Five Stars


Robbie-Mathew Mather

Velcro-Livvy Evans

Clodagh-Michaela Stern

Dana-Hollie Taylor

James Prince-Lewis Asquith

Marilyn Platt-Tori Hargreaves

William George-Dayle Hodge

Lord Bellingham-Robert Grose

Sasha-Melissa Rose.

Written by Anthony Drewe and Elliot Davis.

Music-George Stiles

Lyrics-Anthony Drewe.


Director -Will Keith

Choreographer-Adam Haigh

Set Designer-Justin Williams

Production Team

Will Keith

Michaela Stern

Kyle Tovey.

Press enquiries Kevin Wilson

For general enquiries and tickets information please use the link below.

Snow White devised by Chickenshed.

Written and directed by Lou Stein Snow White by Chickenshed is performed by an all-inclusive theatre group. The production is fully signed and the signers are visible on both sides of the stage at the top of the steps which are incorporated into the scenery.
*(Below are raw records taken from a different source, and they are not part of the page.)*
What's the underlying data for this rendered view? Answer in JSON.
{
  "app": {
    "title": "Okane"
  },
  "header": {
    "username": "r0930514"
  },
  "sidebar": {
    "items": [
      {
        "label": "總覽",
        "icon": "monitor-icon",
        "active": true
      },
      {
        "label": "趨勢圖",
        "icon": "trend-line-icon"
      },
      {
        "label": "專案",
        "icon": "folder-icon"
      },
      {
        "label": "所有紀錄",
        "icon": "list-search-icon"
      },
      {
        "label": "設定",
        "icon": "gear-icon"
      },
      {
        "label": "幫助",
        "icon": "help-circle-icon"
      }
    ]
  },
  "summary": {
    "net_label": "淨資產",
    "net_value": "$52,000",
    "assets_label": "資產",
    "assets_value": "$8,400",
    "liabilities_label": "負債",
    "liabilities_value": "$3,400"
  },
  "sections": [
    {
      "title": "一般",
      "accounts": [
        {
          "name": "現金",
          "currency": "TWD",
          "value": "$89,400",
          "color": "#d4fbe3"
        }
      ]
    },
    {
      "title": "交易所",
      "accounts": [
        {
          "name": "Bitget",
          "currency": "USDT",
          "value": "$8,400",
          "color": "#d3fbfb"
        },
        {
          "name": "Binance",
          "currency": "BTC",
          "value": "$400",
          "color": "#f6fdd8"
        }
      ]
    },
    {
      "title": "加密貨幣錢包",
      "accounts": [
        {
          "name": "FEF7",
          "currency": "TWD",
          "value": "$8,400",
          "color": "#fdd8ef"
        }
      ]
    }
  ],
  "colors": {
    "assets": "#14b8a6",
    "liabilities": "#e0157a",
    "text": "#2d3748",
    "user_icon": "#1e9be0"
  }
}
The principal storyline of Snow White is followed in this adaptation by chickenshed. However, there is not a single iconic dwarf to be seen and instead of disappearing to the forest Cinderella escapes up to highlands of Scotland where she ends up finding herself in a commune and befriends the magnificent seven.

Snow White played by Cara McInanny lives with her father Hector (Johnny Morton) who has remarried Jane de Villiers (Sarah Connolly) after the death of his wife. The roles have been reversed in this version and she has not married into money he has. De Villiers holds the purse strings due to her fame as a successful model in her younger years, therefore, vanity and retaining her good looks are paramount to her superiority and helping to maintain her egotistical opinion of herself and image.

Snow White has been adapted and bought up to date in this new work in a very clever and interesting social commentary on people’s vanity and how much some of them value retaining their good looks at any cost and like De Villiers they are influenced by the fashion and modelling industry.

The most endearing part to me of this entire production is the inclusion of anybody who wishes to act on the stage regardless of race, gender and disability where the company advertises that everyone is included and nobody is ever turned away.

At times the stage can appear overwhelming as during certain scenes it is absolutely full up by the entire cast. Everyone of them can be seen to be enjoying themselves throughout the performance

The Seven Dwarfs have been replaced by The Magnificent Seven who have already heard of Snow White’s stepmother and understand completely what she is capable of from years ago when they worked in London where she was modelling at the time. Knowing how ruthless she can be to ensure she has her own way they know how much danger Snow White is really in.

Ashley Driver playing the very glamorous person in the mirror who is responsible for delivering the bad news to De Villiers that her stepdaughter isn’t actually dead adds some Christmas glitz and charm to the part. He doubles up as the traditional pantomime dame with a modern twist.

The creative team behind the scenes is as extensive as the cast itself and I am sure without each and everyone of them this production would not have been as successful as it is. Everybody involved deserves to be proud of what they have achieved.

Set and costume designer William Fricker has created a very unusual stage setting and above the top of the stage in an arc formation with a mass of empty mirror frames to reflect the theme of “mirror, mirror on the wall…” the iconic line used in the classic fairy tale. His creative flair in the dresses worn by De Villers was absolutely stunning and complimented her beautiful long red hair a stunning pantomime “baddie “.

This production is definitely worth taking the time to go and visit the impressive but slightly off the beaten track venue. Snow White is showing from 27th November 2019 to 11th January 2020 and definitely brightens up the festive period. For more information and ticket sales please check out the link below.

Four Stars.